Taking an audition


General preparation for any audition should include rhythm, rhythm, and rhythm. If it’s not perfect, it’s not right (this includes the rests). Technique is not everything, but stay home if you can’t play the notes.  Memorize as many of the excerpts as possible, especially the technically difficult ones.  Be sure to play in tune with yourself, check with a tuner on a regular basis.  Play conservatively; an audition committee is not looking for a soloist, except for a principal job in the big orchestras, they are looking for a player that will fit into their section and blend.  You have to get through one or two auditions before you get to play for the conductor so you have to please the committee first. Only in the smallest orchestras does the conductor listen to the preliminary round. You need to be flexible so if someone asks you to do a passage differently you can change on the spot. Be prepared to play faster, slower, louder or softer if asked.  And of course have a great reed. 

Most of the time the music you are expected to play is in order on the stand but you can usually bring your own parts if you wish. Just try to be organized so you don’t take your precious few minutes of playing time wasted looking through your music to find the corresponding part.  Most of the time there are three rounds, the preliminary round, giving you 5-8 minutes, a second round that may or may not be any longer and the final round, where the conductor shows up, you will asked more extensive material.  This is when you will be asked for more excerpts then you were given on the other rounds and will probably be asked to play with another member of the clarinet or woodwind section depending of what position you’re auditioning for. (See the bass clarinet page for what to expect for that position)

When preparing yourself for an audition, be very self-critical of your playing.  Tape yourself, critique your playing and play a mock audition for your friends or family. Make sure you play in tune, don’t over phrase or under phrase or do anything unconventional.  You should listen to several recordings of the excerpts to learn the “average” tempos and styles of the period.  Don’t choose the fastest or the slowest one; they may very well be the exceptions.
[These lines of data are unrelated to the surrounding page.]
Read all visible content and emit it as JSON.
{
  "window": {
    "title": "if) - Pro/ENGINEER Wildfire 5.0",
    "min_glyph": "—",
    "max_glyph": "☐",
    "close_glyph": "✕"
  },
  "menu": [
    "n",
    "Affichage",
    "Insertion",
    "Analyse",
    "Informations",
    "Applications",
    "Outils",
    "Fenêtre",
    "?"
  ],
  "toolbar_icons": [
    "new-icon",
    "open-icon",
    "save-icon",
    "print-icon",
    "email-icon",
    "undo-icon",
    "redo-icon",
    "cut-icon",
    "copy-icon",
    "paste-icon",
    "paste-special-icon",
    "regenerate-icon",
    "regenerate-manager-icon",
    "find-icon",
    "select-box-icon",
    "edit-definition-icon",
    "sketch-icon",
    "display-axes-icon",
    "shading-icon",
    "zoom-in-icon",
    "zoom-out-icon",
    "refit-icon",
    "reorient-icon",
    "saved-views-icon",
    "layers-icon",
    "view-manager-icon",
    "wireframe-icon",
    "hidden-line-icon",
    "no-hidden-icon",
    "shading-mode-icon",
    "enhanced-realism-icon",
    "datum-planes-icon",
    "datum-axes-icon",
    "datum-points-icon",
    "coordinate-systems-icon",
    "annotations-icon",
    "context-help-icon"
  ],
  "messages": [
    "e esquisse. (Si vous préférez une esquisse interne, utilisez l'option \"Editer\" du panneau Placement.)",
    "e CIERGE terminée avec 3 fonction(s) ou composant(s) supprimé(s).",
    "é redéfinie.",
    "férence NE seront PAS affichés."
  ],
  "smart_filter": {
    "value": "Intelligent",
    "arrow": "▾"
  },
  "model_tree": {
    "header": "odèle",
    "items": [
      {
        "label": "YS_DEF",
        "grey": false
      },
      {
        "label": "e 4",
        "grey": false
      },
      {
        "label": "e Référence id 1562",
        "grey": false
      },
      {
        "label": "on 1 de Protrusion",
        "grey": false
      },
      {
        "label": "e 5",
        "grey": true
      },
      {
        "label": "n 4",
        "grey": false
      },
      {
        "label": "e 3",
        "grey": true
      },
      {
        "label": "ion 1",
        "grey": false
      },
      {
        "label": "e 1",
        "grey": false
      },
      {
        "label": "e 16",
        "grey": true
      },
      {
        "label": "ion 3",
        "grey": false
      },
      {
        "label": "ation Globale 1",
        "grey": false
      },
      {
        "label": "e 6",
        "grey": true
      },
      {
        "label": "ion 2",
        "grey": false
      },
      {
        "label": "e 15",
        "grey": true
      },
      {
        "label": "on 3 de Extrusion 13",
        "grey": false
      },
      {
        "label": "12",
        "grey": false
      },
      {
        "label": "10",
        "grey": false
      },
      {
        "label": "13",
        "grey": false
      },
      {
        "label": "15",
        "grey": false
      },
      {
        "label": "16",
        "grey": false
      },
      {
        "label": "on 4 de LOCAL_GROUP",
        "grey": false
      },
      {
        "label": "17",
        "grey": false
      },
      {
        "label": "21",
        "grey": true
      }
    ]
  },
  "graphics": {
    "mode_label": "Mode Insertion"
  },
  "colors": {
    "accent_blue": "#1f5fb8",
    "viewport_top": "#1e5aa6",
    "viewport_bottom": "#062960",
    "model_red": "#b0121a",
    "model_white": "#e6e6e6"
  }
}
The trick to winning an audition is to play perfect, in good taste, in tune with a good sound and then you have to be lucky that what you have to offer is what they want to hear.

In most cases you will be given a trial period to play with the orchestra if you either win the audition or you are one of two or three final candidates.  If that’s the case, be very polite and cooperative, don’t come on strong.  Try to blend, balance and adjust to their intonation. Don’t expect someone else to adjust to you; they want to see if you’re flexible and make sure you follow the conductor very carefully.